Would you restate all the entries exactly, leaving nothing out?

Web page and app entries:
:::
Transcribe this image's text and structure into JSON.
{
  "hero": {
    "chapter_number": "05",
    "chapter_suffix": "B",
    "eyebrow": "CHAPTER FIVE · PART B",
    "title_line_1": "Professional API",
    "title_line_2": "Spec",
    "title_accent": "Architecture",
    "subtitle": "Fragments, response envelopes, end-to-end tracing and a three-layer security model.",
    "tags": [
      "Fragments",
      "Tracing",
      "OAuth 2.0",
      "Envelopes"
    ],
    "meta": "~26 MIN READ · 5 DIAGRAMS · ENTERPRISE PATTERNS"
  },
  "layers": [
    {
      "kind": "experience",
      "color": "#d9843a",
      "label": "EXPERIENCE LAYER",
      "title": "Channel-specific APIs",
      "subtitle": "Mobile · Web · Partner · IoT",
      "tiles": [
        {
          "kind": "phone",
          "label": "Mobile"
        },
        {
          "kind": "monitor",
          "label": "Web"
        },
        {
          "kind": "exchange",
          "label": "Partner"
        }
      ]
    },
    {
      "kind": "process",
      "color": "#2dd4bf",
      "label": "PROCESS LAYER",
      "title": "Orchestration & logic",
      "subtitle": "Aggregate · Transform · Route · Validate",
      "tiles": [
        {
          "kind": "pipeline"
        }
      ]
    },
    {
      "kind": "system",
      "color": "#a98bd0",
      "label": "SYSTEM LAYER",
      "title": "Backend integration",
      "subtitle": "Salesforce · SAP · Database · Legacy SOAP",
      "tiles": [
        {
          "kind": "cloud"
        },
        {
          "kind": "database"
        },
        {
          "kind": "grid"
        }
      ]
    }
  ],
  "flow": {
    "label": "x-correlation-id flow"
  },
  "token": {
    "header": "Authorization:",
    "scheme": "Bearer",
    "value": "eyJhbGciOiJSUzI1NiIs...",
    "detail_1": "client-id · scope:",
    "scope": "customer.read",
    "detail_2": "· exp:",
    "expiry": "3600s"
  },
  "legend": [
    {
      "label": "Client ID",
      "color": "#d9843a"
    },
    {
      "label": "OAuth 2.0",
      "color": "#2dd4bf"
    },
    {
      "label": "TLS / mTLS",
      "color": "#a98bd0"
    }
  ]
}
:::
- [YOUR SOLUTION]
Transcribe this image's text and structure into JSON.
{
  "hero": {
    "chapter_number": "05",
    "chapter_suffix": "B",
    "eyebrow": "CHAPTER FIVE · PART B",
    "title_line_1": "Professional API",
    "title_line_2": "Spec",
    "title_accent": "Architecture",
    "subtitle": "Fragments, response envelopes, end-to-end tracing and a three-layer security model.",
    "tags": [
      "Fragments",
      "Tracing",
      "OAuth 2.0",
      "Envelopes"
    ],
    "meta": "~26 MIN READ · 5 DIAGRAMS · ENTERPRISE PATTERNS"
  },
  "layers": [
    {
      "kind": "experience",
      "color": "#d9843a",
      "label": "EXPERIENCE LAYER",
      "title": "Channel-specific APIs",
      "subtitle": "Mobile · Web · Partner · IoT",
      "tiles": [
        {
          "kind": "phone",
          "label": "Mobile"
        },
        {
          "kind": "monitor",
          "label": "Web"
        },
        {
          "kind": "exchange",
          "label": "Partner"
        }
      ]
    },
    {
      "kind": "process",
      "color": "#2dd4bf",
      "label": "PROCESS LAYER",
      "title": "Orchestration & logic",
      "subtitle": "Aggregate · Transform · Route · Validate",
      "tiles": [
        {
          "kind": "pipeline"
        }
      ]
    },
    {
      "kind": "system",
      "color": "#a98bd0",
      "label": "SYSTEM LAYER",
      "title": "Backend integration",
      "subtitle": "Salesforce · SAP · Database · Legacy SOAP",
      "tiles": [
        {
          "kind": "cloud"
        },
        {
          "kind": "database"
        },
        {
          "kind": "grid"
        }
      ]
    }
  ],
  "flow": {
    "label": "x-correlation-id flow"
  },
  "token": {
    "header": "Authorization:",
    "scheme": "Bearer",
    "value": "eyJhbGciOiJSUzI1NiIs...",
    "detail_1": "client-id · scope:",
    "scope": "customer.read",
    "detail_2": "· exp:",
    "expiry": "3600s"
  },
  "legend": [
    {
      "label": "Client ID",
      "color": "#d9843a"
    },
    {
      "label": "OAuth 2.0",
      "color": "#2dd4bf"
    },
    {
      "label": "TLS / mTLS",
      "color": "#a98bd0"
    }
  ]
}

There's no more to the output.